Stephen A. Roell - Chairman, President and CEO: Yeah, it was like $20 million. So then that is the two items like $9 million, say $0.01 of share of that equates to and like I said, the charges related to litigation reserves and what we've seen there is an uptick in product liability losses and it really has to do with the period of which the ROE customers were bankrupt. So pre-bankruptcy cases – I think and we're not unique here is what you're going to see is, suppliers and the OEs were generally standing shoulder to shoulder, and when we had a product liability case, we generally paid a significantly lower amount than the OE. So we contributed to the settlement. Now you've got cases where the OE is standing beside us and we're seeing sympathetic juries awarding large sums of money and we're standing by ourself, so I think you're going to see in the industry that trend sort of pick up, so we had some losses on that, that were not normal and then the other item that I talked about was just related to cost associated with our downsizing in South America. So in South America, we've talked about going from like 11 plans to 3 or 4 and so there's just changes related to that downsizing.
Colin Langan - UBS: And the litigation reserve, that's in your North America margin still, even though it's 7%?
R. Bruce McDonald - EVP and CFO: Yup.
Glen Ponczak - VP, IR: Thanks everybody for calling. Dave Urban and I are available of course through the rest of the day for your follow-up questions, and I'll turn it over to Steve for some concluding comments.
Stephen A. Roell - Chairman, President and CEO: Yeah. Just real quick. I think we were very pleased of quarter as Bruce mentioned, I think we gained credibility back. but we understand we've got ways to go here. We got great momentum in our businesses, and I think the fact that we expect strong earnings across all three of our reported businesses, but really as we talked to – responded to questions, it goes beyond that. We've got good growth and good prospects into the subsets of all three. So we feel very good, because it is on awful lot of our legs and thank you much for coming on and we look forward to the call at the end of Q4, and having a record year. Thank you very much.

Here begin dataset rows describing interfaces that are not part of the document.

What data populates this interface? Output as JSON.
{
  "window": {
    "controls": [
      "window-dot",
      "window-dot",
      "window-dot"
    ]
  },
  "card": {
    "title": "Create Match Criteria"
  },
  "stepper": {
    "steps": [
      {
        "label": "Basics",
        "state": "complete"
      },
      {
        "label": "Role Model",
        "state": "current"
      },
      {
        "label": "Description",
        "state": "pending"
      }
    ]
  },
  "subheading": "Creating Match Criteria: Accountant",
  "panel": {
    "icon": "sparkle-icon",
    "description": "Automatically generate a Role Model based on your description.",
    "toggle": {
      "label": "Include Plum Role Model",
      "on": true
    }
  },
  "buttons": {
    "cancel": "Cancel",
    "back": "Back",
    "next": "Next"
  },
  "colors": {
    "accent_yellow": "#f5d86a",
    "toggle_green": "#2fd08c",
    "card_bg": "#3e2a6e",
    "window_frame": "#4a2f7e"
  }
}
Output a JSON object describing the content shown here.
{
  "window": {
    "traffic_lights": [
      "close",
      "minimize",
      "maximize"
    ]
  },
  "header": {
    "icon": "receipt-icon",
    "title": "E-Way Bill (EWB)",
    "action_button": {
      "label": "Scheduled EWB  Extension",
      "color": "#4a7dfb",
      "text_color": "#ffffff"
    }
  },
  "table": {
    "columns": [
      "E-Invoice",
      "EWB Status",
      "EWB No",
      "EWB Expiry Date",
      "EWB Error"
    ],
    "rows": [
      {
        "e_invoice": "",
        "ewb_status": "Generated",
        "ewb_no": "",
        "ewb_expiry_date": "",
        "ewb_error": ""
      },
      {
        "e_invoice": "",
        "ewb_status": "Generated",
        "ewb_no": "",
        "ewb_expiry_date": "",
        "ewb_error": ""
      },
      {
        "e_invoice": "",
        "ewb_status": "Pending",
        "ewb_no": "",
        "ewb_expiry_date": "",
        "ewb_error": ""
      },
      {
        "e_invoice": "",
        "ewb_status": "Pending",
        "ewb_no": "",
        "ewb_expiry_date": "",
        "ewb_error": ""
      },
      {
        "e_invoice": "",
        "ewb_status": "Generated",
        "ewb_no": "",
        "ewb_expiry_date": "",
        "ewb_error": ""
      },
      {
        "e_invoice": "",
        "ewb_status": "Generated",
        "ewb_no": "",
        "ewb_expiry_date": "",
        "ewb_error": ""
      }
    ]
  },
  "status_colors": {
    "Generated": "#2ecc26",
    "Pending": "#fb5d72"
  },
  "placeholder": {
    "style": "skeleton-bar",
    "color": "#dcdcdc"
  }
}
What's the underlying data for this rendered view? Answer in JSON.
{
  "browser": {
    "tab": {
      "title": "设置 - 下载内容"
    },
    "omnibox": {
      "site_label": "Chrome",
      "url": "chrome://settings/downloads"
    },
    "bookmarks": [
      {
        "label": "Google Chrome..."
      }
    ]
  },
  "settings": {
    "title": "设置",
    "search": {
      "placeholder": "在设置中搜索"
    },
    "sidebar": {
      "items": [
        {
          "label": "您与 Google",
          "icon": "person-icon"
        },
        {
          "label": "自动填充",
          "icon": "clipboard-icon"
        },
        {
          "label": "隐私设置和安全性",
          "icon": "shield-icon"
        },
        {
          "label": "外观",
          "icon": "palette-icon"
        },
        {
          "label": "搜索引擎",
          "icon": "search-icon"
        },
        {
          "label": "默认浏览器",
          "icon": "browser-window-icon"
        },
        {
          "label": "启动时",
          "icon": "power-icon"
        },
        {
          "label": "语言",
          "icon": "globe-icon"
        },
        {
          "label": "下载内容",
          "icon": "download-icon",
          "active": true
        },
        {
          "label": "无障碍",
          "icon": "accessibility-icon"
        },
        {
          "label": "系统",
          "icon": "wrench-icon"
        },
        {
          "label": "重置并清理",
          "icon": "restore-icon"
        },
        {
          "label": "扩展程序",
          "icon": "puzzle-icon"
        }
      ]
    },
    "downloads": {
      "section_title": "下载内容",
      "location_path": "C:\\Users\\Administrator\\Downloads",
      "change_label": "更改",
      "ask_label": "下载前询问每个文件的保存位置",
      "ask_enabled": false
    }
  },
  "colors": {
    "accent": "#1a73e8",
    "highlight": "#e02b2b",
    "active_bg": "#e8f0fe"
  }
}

Glen Ponczak - VP, IR: Thank you.
Operator: Thank you. This concludes the conference. Thank you all for participating. You may now disconnect.